-FOB: Free On Board – Refers to the point at which the buyer becomes responsible for the goods being transported in a given vessel.
-ISS: Inspection Specification Sheet describes, in detail, how the product should be tested, and the expected quality.
-Landed Cost: The total cost after goods have arrived at their final destination (usually the importer’s warehouse). This includes order price, freight, taxes, duties, and fees.
-PSI: Production, Sales, and Inventory report compares the planned production rate to the sales. This allows successful planning for production, sale, and inventory rates.
-PSS: The Product Specification Sheet details all product specifications – what it looks like, what it feels like, how it functions, measurements, materials, etc.
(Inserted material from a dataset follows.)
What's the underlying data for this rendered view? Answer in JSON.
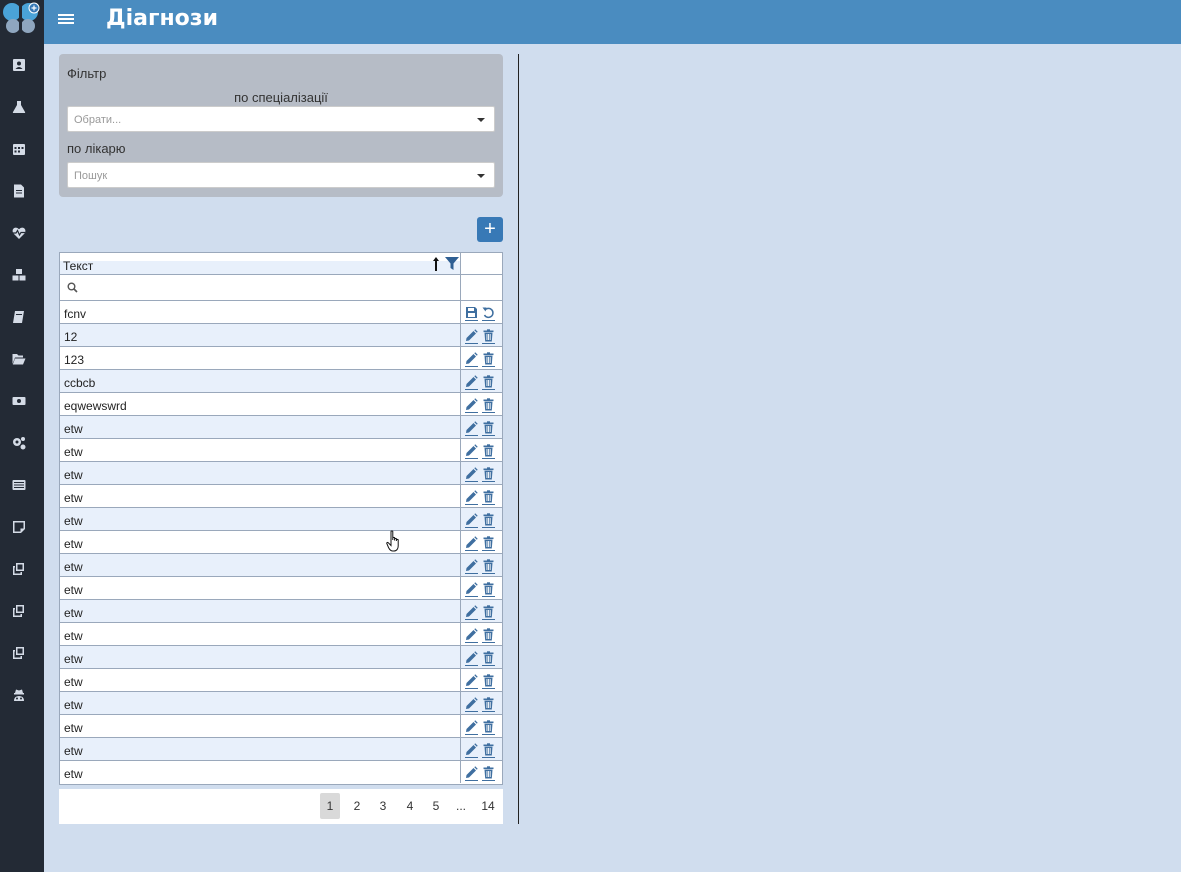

–RFQ: The Request For Quotation is a document that details all order details including the product specifications, target price, expected delivery date, etc. This document should be uniform and is usually presented to multiple suppliers to receive detailed quotations. It ensures the same information is furnished to all potential suppliers when sourcing from China.
-Waybill: This is a document issued by the shipping carrier to acknowledge receipt of the goods being transported, and it serves as a receipt. This document also indicates the shipment’s destination address and includes contact information for the recipient/buyer.
Being aware of the above terms can help ensure importers that buy direct from China know what to expect. Are there other China supply chain management terms you would like us to define or explain? Share them with us in the comments below!
Editor’s Note: This blog was originally published in March 2021.